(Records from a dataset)
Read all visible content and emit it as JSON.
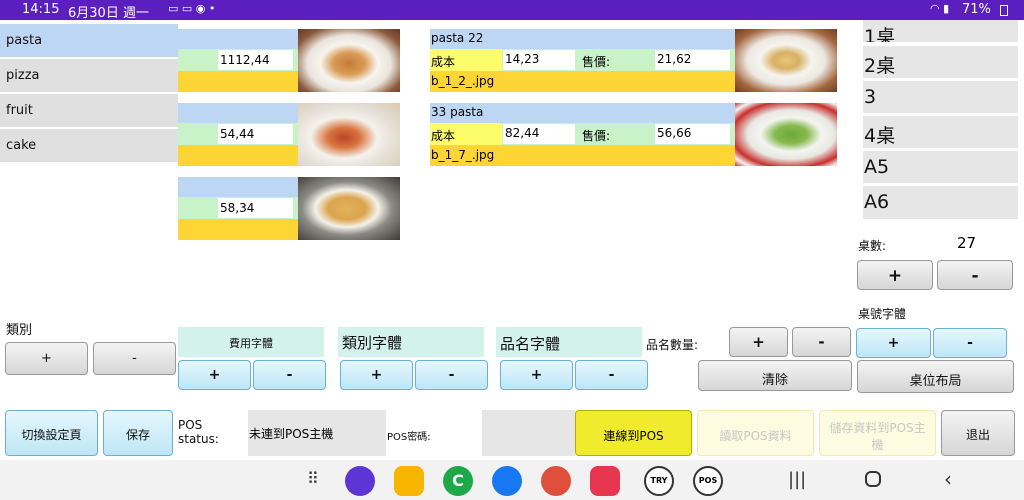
{
  "status_bar": {
    "time": "14:15",
    "date": "6月30日 週一",
    "battery": "71%"
  },
  "categories": [
    "pasta",
    "pizza",
    "fruit",
    "cake"
  ],
  "items_small": [
    {
      "price": "1112,44"
    },
    {
      "price": "54,44"
    },
    {
      "price": "58,34"
    }
  ],
  "items_large": [
    {
      "name": "pasta 22",
      "cost_label": "成本",
      "cost": "14,23",
      "sale_label": "售價:",
      "sale": "21,62",
      "file": "b_1_2_.jpg"
    },
    {
      "name": "33 pasta",
      "cost_label": "成本",
      "cost": "82,44",
      "sale_label": "售價:",
      "sale": "56,66",
      "file": "b_1_7_.jpg"
    }
  ],
  "tables": [
    "1桌",
    "2桌",
    "3",
    "4桌",
    "A5",
    "A6"
  ],
  "table_count": {
    "label": "桌數:",
    "value": "27"
  },
  "table_font_label": "桌號字體",
  "category_label": "類別",
  "font_labels": {
    "price": "費用字體",
    "category": "類別字體",
    "name": "品名字體"
  },
  "name_count_label": "品名數量:",
  "plus": "+",
  "minus": "-",
  "clear_label": "清除",
  "layout_label": "桌位布局",
  "bottom": {
    "switch": "切換設定頁",
    "save": "保存",
    "pos_status_label": "POS status:",
    "pos_status_value": "未連到POS主機",
    "pos_pw_label": "POS密碼:",
    "connect": "連線到POS",
    "read": "讀取POS資料",
    "store": "儲存資料到POS主機",
    "exit": "退出"
  }
}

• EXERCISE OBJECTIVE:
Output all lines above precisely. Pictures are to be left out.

• ANSWER TO THE PROBLEM:
Read all visible content and emit it as JSON.
{
  "status_bar": {
    "time": "14:15",
    "date": "6月30日 週一",
    "battery": "71%"
  },
  "categories": [
    "pasta",
    "pizza",
    "fruit",
    "cake"
  ],
  "items_small": [
    {
      "price": "1112,44"
    },
    {
      "price": "54,44"
    },
    {
      "price": "58,34"
    }
  ],
  "items_large": [
    {
      "name": "pasta 22",
      "cost_label": "成本",
      "cost": "14,23",
      "sale_label": "售價:",
      "sale": "21,62",
      "file": "b_1_2_.jpg"
    },
    {
      "name": "33 pasta",
      "cost_label": "成本",
      "cost": "82,44",
      "sale_label": "售價:",
      "sale": "56,66",
      "file": "b_1_7_.jpg"
    }
  ],
  "tables": [
    "1桌",
    "2桌",
    "3",
    "4桌",
    "A5",
    "A6"
  ],
  "table_count": {
    "label": "桌數:",
    "value": "27"
  },
  "table_font_label": "桌號字體",
  "category_label": "類別",
  "font_labels": {
    "price": "費用字體",
    "category": "類別字體",
    "name": "品名字體"
  },
  "name_count_label": "品名數量:",
  "plus": "+",
  "minus": "-",
  "clear_label": "清除",
  "layout_label": "桌位布局",
  "bottom": {
    "switch": "切換設定頁",
    "save": "保存",
    "pos_status_label": "POS status:",
    "pos_status_value": "未連到POS主機",
    "pos_pw_label": "POS密碼:",
    "connect": "連線到POS",
    "read": "讀取POS資料",
    "store": "儲存資料到POS主機",
    "exit": "退出"
  }
}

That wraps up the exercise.